Temperature effect on polymerase fidelity
Xue, Yuan; Braslavsky, Ido; Quake, Stephen (2021), Temperature effect on polymerase fidelity, Dryad, Dataset, https://doi.org/10.5061/dryad.76hdr7stv
The discovery of extremophiles helped enable the development of groundbreaking technology such as polymerase chain reaction. Temperature variation is often an essential step of these technology platforms, but the effect of temperature on the error rate of polymerases from different origins is under-explored. We applied high-throughput sequencing to profile the error rates of DNA polymerases from psychrophilic, mesophilic, and thermophilic origins with single-molecule resolution. We found that reaction temperature substantially increases substitution and deletion error rates of both psychrophilic and mesophilic DNA polymerases. Our motif analysis shows that the substitution error profiles cluster according to phylogenetic similarity of polymerases, not reaction temperature, thus suggesting that reaction temperature increases global error rate of polymerases independent of sequence context. Intriguingly, we also found that the DNA polymerase I of a psychrophilic bacteria exhibits higher polymerization activity than its mesophilic ortholog across all temperature ranges, including down to -19oC which is well below water's freezing temperature. Our results provide a useful reference for how reaction temperature, a crucial parameter of biochemistry, can affect DNA polymerase fidelity in organisms adapted to a wide range of thermal environments.

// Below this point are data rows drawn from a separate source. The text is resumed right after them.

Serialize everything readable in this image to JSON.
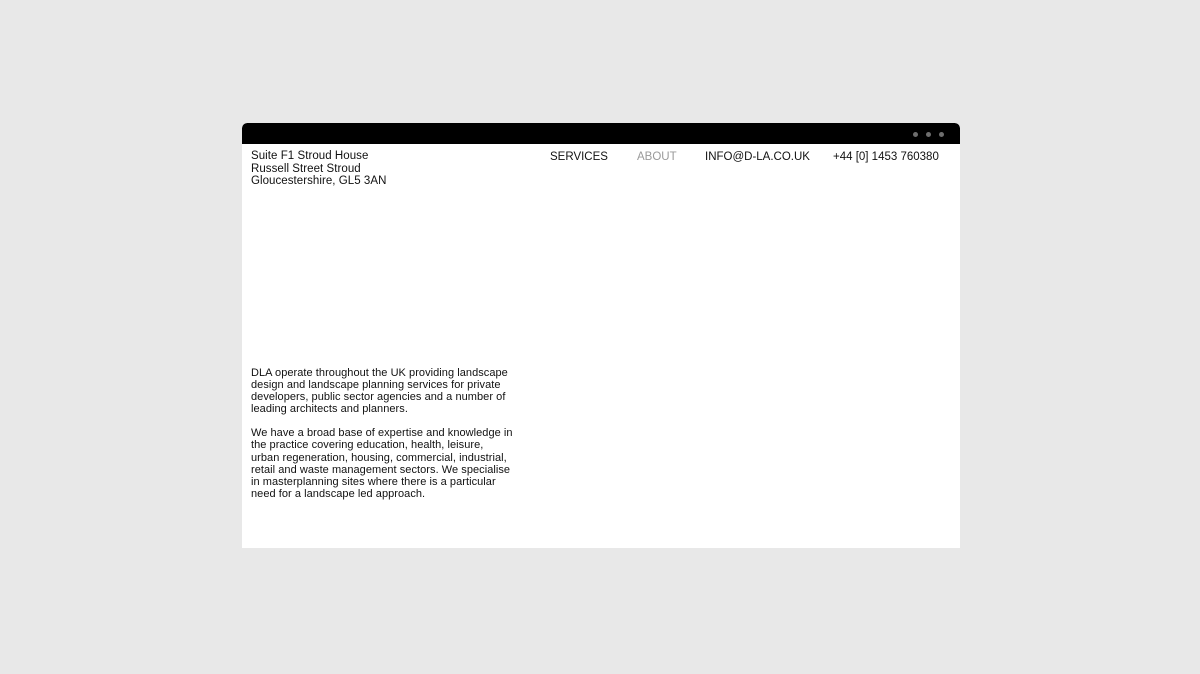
{
  "window": {
    "controls": [
      "dot",
      "dot",
      "dot"
    ]
  },
  "address": {
    "line1": "Suite F1 Stroud House",
    "line2": "Russell Street Stroud",
    "line3": "Gloucestershire, GL5 3AN"
  },
  "nav": {
    "services": "SERVICES",
    "about": "ABOUT",
    "email": "INFO@D-LA.CO.UK",
    "phone": "+44 [0] 1453 760380"
  },
  "colors": {
    "background": "#e8e8e8",
    "title_bar": "#000000",
    "page": "#ffffff",
    "text": "#111111",
    "muted_link": "#9a9a9a"
  },
  "intro": {
    "paragraph1": "DLA operate throughout the UK providing landscape design and landscape planning services for private developers, public sector agencies and a number of leading architects and planners.",
    "paragraph2": "We have a broad base of expertise and knowledge in the practice covering education, health, leisure, urban regeneration, housing, commercial, industrial, retail and waste management sectors. We specialise in masterplanning sites where there is a particular need for a landscape led approach."
  }
}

We purified homogeneous (< 10-9 single nucleotide polymorphism per base) pUC19 plasmid template from a single clone of NEB-5α (New England Biolabs) transformed with pUC19 grown in LB supplemented with ampicillin antibiotic. About 1 µg of purified pUC19 was co-digested with 10 units of SapI and NdeI at 37oC for 24 minutes. Digested pUC19 template fragment was purified twice with 0.35X (V:V) of Ampure XP beads. Concentration and purity of the co-digested pUC19 template was determined on Bioanalyzer using high-sensitivity dsDNA quantification kit. Applying UMI barcoding strategy to measure polymerase errors on single-molecule level has been reported previously by the Xie group25. We adapted their strategy to measure polymerase replication at different reaction temperatures. All reactions were conducted in a buffer made up of 10 mM MOPS pH 8.50, 30% glycerol, 1.5 mM MgCl2, 0.1 mg/mL BSA, 50 mM KCl unless otherwise stated. We used MOPS buffer instead of Tris-based buffer as it has a much smaller ΔpKa/ΔT scaling which minimizes changes in buffer acidity at different temperatures. We increased the UMI length to 15 nucleotides on both ends, effectively increasing the combinatorial space to 430 which minimizes the barcode collision rate between UMIs. After annealing UMI index primer to pUC19 template (100:1 molar ratio), we pre-incubated the reaction mixture in 96 well plate at the desired reaction temperature for 2 minutes prior to the addition of polymerase (volume of reaction mixture to volume of polymerase is 19:1). Reaction was quenched with 50 mM EDTA after giving sufficient time to complete the reaction. Reaction time for each polymerase and condition was determined using fluorometric activity assays and qPCR measurement. We then purified the reaction mixture with Ampure beads and synthesized the complementary strand using the reverse UMI primer with Q5 DNA polymerase in its native reaction buffer (NEB) by incubating at 72oC for 10 minutes which is followed by EDTA quenching. We performed a second round of DNA purification and quantified molecular concentration of the resulting products using qPCR. A total input of 20000 barcoded molecules from each reaction was amplified in two rounds of 13 PCR cycles, with Ampure XP purification between each successive round of amplification. Agilent Bioanalyzer dsDNA kit was used to assess purity of the amplified product.
Library was sequenced on MiSeq using V3 2 x 300 bp chemistry kit. Each read is sorted into groups according to reaction indices. Then each read is trimmed to minima of 150 length and Q score of 20 (Phred+33 quality score), ensuring that the composite reads will cover the entirety of template sequence. Reads with the same reaction indices are then grouped according to their UMI barcodes and the barcodes are then stripped. Reads originating from the same replicated molecule would share the same UMI barcode, thus consensus for each position was determined by 90% majority within the UMI family that shares the same base. Bases with less than 90% majority consensus may contain PCR-induced errors and thus are not included for downstream analysis. Consensus sequence with non-matching bases in the first 5 positions are removed to avoid analysis of mis-primed products. We observed that the apparent error rate for a polymerase decreased and plateaued as consensus number increased, and we picked a minimum of 5 or 10 consensus threshold for each molecule to improve accuracy in replication error calling. Consensus sequence from each UMI family is then aligned to the reference sequence using BWA-MEM26. Substitution, insertion, and deletion errors are determined by comparing the consensus sequence of each UMI molecule to the pUC19 reference sequence without counting ambiguous assignments.
John Templeton Foundation
Chan Zuckerberg Initiative
Hebrew University of Jerusalem